→ Aim of the task:
Show every line in the entries below where the word "this" appears.

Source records
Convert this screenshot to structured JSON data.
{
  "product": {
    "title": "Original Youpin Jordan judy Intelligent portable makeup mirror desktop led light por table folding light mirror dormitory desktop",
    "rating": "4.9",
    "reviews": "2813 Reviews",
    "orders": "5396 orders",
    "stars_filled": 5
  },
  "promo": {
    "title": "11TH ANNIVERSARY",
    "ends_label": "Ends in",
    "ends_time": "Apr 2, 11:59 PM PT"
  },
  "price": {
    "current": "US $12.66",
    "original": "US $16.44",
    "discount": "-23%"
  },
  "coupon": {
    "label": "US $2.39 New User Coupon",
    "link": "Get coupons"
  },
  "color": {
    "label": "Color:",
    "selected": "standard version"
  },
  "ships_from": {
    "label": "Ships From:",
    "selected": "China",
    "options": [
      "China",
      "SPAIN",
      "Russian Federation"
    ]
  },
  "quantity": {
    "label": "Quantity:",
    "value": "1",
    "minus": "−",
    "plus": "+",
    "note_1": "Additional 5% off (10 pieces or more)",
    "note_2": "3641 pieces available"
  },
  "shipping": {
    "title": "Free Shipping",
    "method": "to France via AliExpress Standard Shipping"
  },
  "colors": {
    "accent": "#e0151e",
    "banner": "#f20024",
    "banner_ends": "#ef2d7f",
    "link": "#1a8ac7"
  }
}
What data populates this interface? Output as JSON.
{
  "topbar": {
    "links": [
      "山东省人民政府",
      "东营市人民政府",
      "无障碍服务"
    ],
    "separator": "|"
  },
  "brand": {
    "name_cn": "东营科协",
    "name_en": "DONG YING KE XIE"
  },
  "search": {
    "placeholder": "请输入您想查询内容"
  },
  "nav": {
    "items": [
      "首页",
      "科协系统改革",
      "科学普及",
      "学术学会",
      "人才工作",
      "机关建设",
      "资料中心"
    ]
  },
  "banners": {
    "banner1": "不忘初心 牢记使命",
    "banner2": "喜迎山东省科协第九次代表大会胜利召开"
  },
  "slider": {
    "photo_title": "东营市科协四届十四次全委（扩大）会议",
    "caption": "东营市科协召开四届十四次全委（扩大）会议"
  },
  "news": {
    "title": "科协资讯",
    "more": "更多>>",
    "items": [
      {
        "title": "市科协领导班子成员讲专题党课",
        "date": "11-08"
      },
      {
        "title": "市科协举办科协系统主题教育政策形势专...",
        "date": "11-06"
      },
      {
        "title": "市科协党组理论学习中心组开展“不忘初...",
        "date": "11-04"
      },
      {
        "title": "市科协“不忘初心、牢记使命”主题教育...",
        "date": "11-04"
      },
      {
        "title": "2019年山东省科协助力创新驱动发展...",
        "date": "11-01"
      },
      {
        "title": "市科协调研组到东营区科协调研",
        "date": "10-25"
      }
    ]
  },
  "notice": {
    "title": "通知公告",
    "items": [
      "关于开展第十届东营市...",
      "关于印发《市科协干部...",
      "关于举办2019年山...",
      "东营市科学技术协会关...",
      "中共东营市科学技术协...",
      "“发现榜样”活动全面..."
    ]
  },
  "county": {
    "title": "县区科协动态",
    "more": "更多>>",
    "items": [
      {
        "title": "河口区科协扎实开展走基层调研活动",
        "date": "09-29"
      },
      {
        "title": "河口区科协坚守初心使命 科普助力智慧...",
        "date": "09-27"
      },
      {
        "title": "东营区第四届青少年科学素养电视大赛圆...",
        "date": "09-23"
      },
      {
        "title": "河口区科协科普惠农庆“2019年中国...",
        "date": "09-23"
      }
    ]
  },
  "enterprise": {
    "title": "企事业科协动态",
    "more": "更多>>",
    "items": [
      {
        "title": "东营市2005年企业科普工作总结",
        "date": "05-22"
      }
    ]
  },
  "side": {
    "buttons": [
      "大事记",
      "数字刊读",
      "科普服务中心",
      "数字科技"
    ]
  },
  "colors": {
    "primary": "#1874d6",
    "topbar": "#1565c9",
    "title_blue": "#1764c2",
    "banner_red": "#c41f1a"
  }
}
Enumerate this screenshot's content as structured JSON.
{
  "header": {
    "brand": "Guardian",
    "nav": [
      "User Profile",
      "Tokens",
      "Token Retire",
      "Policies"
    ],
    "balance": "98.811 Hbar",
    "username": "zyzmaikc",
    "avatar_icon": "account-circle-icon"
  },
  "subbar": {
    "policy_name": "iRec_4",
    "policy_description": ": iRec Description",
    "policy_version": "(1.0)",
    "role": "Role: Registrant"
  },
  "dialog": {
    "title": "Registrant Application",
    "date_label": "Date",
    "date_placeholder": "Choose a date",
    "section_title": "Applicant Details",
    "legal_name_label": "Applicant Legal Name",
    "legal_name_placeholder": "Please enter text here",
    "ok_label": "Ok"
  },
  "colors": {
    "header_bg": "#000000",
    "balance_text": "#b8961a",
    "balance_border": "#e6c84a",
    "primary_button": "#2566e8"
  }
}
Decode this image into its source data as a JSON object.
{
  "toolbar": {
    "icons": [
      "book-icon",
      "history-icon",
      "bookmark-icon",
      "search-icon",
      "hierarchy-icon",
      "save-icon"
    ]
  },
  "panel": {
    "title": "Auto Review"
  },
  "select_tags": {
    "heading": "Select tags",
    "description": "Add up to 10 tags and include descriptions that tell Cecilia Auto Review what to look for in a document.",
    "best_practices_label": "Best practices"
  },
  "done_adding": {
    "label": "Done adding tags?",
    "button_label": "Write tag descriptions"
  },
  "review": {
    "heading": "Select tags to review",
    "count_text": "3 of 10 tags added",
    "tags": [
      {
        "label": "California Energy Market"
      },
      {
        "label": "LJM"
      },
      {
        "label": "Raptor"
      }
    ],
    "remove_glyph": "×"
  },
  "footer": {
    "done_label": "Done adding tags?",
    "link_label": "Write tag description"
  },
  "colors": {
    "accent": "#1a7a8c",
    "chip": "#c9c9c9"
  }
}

→ The answer:
Convert this screenshot to structured JSON data.
What data populates this interface? Output as JSON.
Enumerate this screenshot's content as structured JSON.
Decode this image into its source data as a JSON object.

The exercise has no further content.